Certain medical conditions can cause dizziness, because they affect the systems that maintain balance. For example, the inner ear is very sensitive to changes in blood flow. Because medical conditions such as high blood pressure or low blood sugar can affect blood flow, these conditions are frequently accompanied by dizziness. Circulation disorders are the most common causes of dizziness. Other causes are head injury, ear infection, allergies, and nervous system disorders.

42% of Americans will seek medical help for dizziness at some point in their lives.

Dizziness often disappears without treatment or with treatment of the underlying problem, but it can be long term or chronic. If a problem is not addressed it can become a chronic issue with your balance system. According to the National Institutes of Health, 42% of Americans will seek medical help for dizziness at some point in their lives. The costs may exceed a billion dollars and account for five million doctor visits annually. Episodes of dizziness increase with age. Among people aged 75 or older, dizziness is the most frequent reason for seeing a doctor.

How do I find out more about my balance disorder?
The largest misconception regarding balance disorders is in the diagnosis or “naming” of a particular disorder. Many of the signs and symptoms of specific balance problems are relatively similar and can be mistaken for one another. It is also confusing for a patient to have different physicians diagnose different problems with each visit. The only true way to have an accurate and specific diagnosis is to undergo a thorough balance evaluation including specialized balance tests.

The process should begin with your primary care physician or a physician that has experience with balance disorders. Dr Steve Harris is the founder of the Physician’s Balance Center and particularly enjoys helping patients with these problems. All of the physicians in our practice, however, have expertise in diagnosing and managing patients with balance disorders.

The series of tests that we offer to fully evaluate your balance system include:
• Eletronystagmography (ENG)   (coming soon)
• Computerized Dynamic Posturography (CDP) (coming soon)
• Vestibular Autorotation Testing (VAT) (coming soon)
• Audiogram  (coming soon)
• Tympanometry  (coming soon)

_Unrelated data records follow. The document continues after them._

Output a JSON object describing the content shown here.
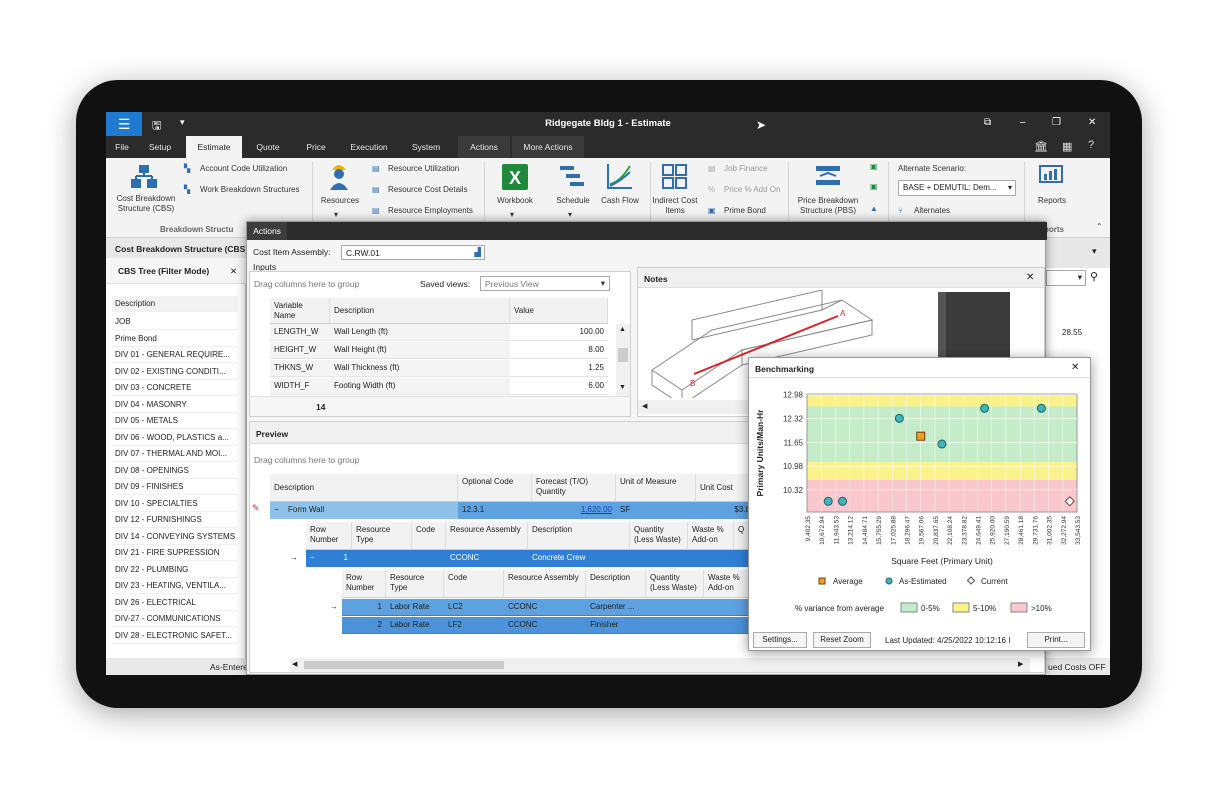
{
  "window": {
    "title": "Ridgegate Bldg 1 - Estimate"
  },
  "tabs": [
    "File",
    "Setup",
    "Estimate",
    "Quote",
    "Price",
    "Execution",
    "System",
    "Actions",
    "More Actions"
  ],
  "ribbon": {
    "cbs": "Cost Breakdown Structure (CBS)",
    "account_code": "Account Code Utilization",
    "wbs": "Work Breakdown Structures",
    "group1": "Breakdown Structu",
    "resources": "Resources",
    "res_util": "Resource Utilization",
    "res_cost": "Resource Cost Details",
    "res_emp": "Resource Employments",
    "workbook": "Workbook",
    "schedule": "Schedule",
    "cashflow": "Cash Flow",
    "indirect": "Indirect Cost Items",
    "job_finance": "Job Finance",
    "price_addon": "Price % Add On",
    "prime_bond": "Prime Bond",
    "pbs": "Price Breakdown Structure (PBS)",
    "alt_scenario_label": "Alternate Scenario:",
    "alt_scenario_value": "BASE + DEMUTIL: Dem...",
    "alternates": "Alternates",
    "reports": "Reports",
    "reports_group": "ports"
  },
  "left_panel": {
    "title": "Cost Breakdown Structure (CBS)",
    "subtitle": "CBS Tree (Filter Mode)",
    "header": "Description",
    "rows": [
      "JOB",
      "Prime Bond",
      "DIV 01 - GENERAL REQUIRE...",
      "DIV 02 - EXISTING CONDITI...",
      "DIV 03 - CONCRETE",
      "DIV 04 - MASONRY",
      "DIV 05 - METALS",
      "DIV 06 - WOOD, PLASTICS a...",
      "DIV 07 - THERMAL AND MOI...",
      "DIV 08 - OPENINGS",
      "DIV 09 - FINISHES",
      "DIV 10 - SPECIALTIES",
      "DIV 12 - FURNISHINGS",
      "DIV 14 - CONVEYING SYSTEMS",
      "DIV 21 - FIRE SUPRESSION",
      "DIV 22 - PLUMBING",
      "DIV 23 - HEATING, VENTILA...",
      "DIV 26 - ELECTRICAL",
      "DIV-27 - COMMUNICATIONS",
      "DIV 28 - ELECTRONIC SAFET..."
    ],
    "footer": "As-Entere"
  },
  "dialog": {
    "tab": "Actions",
    "assembly_label": "Cost Item Assembly:",
    "assembly_value": "C.RW.01",
    "inputs_label": "Inputs",
    "group_hint": "Drag columns here to group",
    "saved_views_label": "Saved views:",
    "saved_views_value": "Previous View",
    "inputs_headers": [
      "Variable Name",
      "Description",
      "Value"
    ],
    "inputs_rows": [
      [
        "LENGTH_W",
        "Wall Length (ft)",
        "100.00"
      ],
      [
        "HEIGHT_W",
        "Wall Height (ft)",
        "8.00"
      ],
      [
        "THKNS_W",
        "Wall Thickness (ft)",
        "1.25"
      ],
      [
        "WIDTH_F",
        "Footing Width (ft)",
        "6.00"
      ]
    ],
    "inputs_count": "14",
    "notes_label": "Notes",
    "preview_label": "Preview",
    "preview_headers": [
      "Description",
      "Optional Code",
      "Forecast (T/O) Quantity",
      "Unit of Measure",
      "Unit Cost"
    ],
    "preview_row": [
      "Form Wall",
      "12.3.1",
      "1,620.00",
      "SF",
      "$3.8"
    ],
    "lvl2_headers": [
      "Row Number",
      "Resource Type",
      "Code",
      "Resource Assembly",
      "Description",
      "Quantity (Less Waste)",
      "Waste % Add-on",
      "Q"
    ],
    "lvl2_row": [
      "1",
      "",
      "",
      "CCONC",
      "Concrete Crew"
    ],
    "lvl3_headers": [
      "Row Number",
      "Resource Type",
      "Code",
      "Resource Assembly",
      "Description",
      "Quantity (Less Waste)",
      "Waste % Add-on"
    ],
    "lvl3_rows": [
      [
        "1",
        "Labor Rate",
        "LC2",
        "CCONC",
        "Carpenter ..."
      ],
      [
        "2",
        "Labor Rate",
        "LF2",
        "CCONC",
        "Finisher"
      ]
    ]
  },
  "right_fragments": {
    "v1": "28.55",
    "status": "ued Costs OFF"
  },
  "benchmark": {
    "title": "Benchmarking",
    "settings": "Settings...",
    "reset_zoom": "Reset Zoom",
    "last_updated": "Last Updated:  4/25/2022 10:12:16 I",
    "print": "Print...",
    "legend": [
      "Average",
      "As-Estimated",
      "Current"
    ],
    "variance_label": "% variance from average",
    "bands": [
      "0-5%",
      "5-10%",
      ">10%"
    ],
    "colors": {
      "green": "#c5ecc9",
      "yellow": "#fbf38a",
      "red": "#f9c7cc"
    }
  },
  "chart_data": {
    "type": "scatter",
    "xlabel": "Square Feet (Primary Unit)",
    "ylabel": "Primary Units/Man-Hr",
    "y_ticks": [
      "12.98",
      "12.32",
      "11.65",
      "10.98",
      "10.32"
    ],
    "x_ticks": [
      "9,402.35",
      "10,672.94",
      "11,943.53",
      "13,214.12",
      "14,484.71",
      "15,755.29",
      "17,025.88",
      "18,296.47",
      "19,567.06",
      "20,837.65",
      "22,108.24",
      "23,378.82",
      "24,649.41",
      "25,920.00",
      "27,190.59",
      "28,461.18",
      "29,731.76",
      "31,002.35",
      "32,272.94",
      "33,543.53"
    ],
    "xlim": [
      9402.35,
      33543.53
    ],
    "ylim": [
      9.7,
      13.0
    ],
    "series": [
      {
        "name": "As-Estimated",
        "points": [
          [
            11300,
            10.0
          ],
          [
            12580,
            10.0
          ],
          [
            17660,
            12.32
          ],
          [
            21470,
            11.6
          ],
          [
            25280,
            12.6
          ],
          [
            30360,
            12.6
          ]
        ]
      },
      {
        "name": "Average",
        "points": [
          [
            19570,
            11.82
          ]
        ]
      },
      {
        "name": "Current",
        "points": [
          [
            32900,
            10.0
          ]
        ]
      }
    ]
  }
}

What types of problems can I have with my balance system?
Specific balance disorders or problems are typically characterized by the part of your balance system that is affected, but can also include disease processes that cause those deficits or disorders. The two most common disorders that are not characterized by the deficits found in the testing process are Meniere’s Disease and Benign Paroxysmal Positional Vertigo (BPPV).

Now that I know what type of Balance Disorder I have, what can I do about it?
In the past, the accepted treatment for most balance disorders was to suggest that patients try to remain active and the problem will eventually “go away” or to decrease the symptoms through the use of medication. The most popular medications for dizziness are Antivert (Meclizine) or low doses of Valium. These medications are considered Vestibular Supressants which means that they act to “numb” your balance system, much like pain medications “numb” pain. The drawback to these medications is the fact that they only give symptomatic relief, if any relief. They do not act to correct the balance conflict and can actually make a patient more prone to falls or balance problems if used continuously over long periods.

Vestibular Rehabilitation... involves the practice of resolving balance disorders through the use of specific prescribed exercises and activities.

The latest techniques in treating balance disorders are utilized in a field of practice called Vestibular Rehabilitation (VR). Vestibular Rehabilitation is a specialty of some Physical and Occupational Therapists that involves the practice of resolving balance disorders through the use of specific prescribed exercises and activities. These exercises and activities vary greatly depending on the level of function required by an individual patient’s daily activities and the specific deficits or problems with a patient’s balance system.

How does Vestibular Rehabilitation Work?
Vestibular Rehabilitation is designed to promote compensation or “natural adjustment” to a wide variety of balance disorders.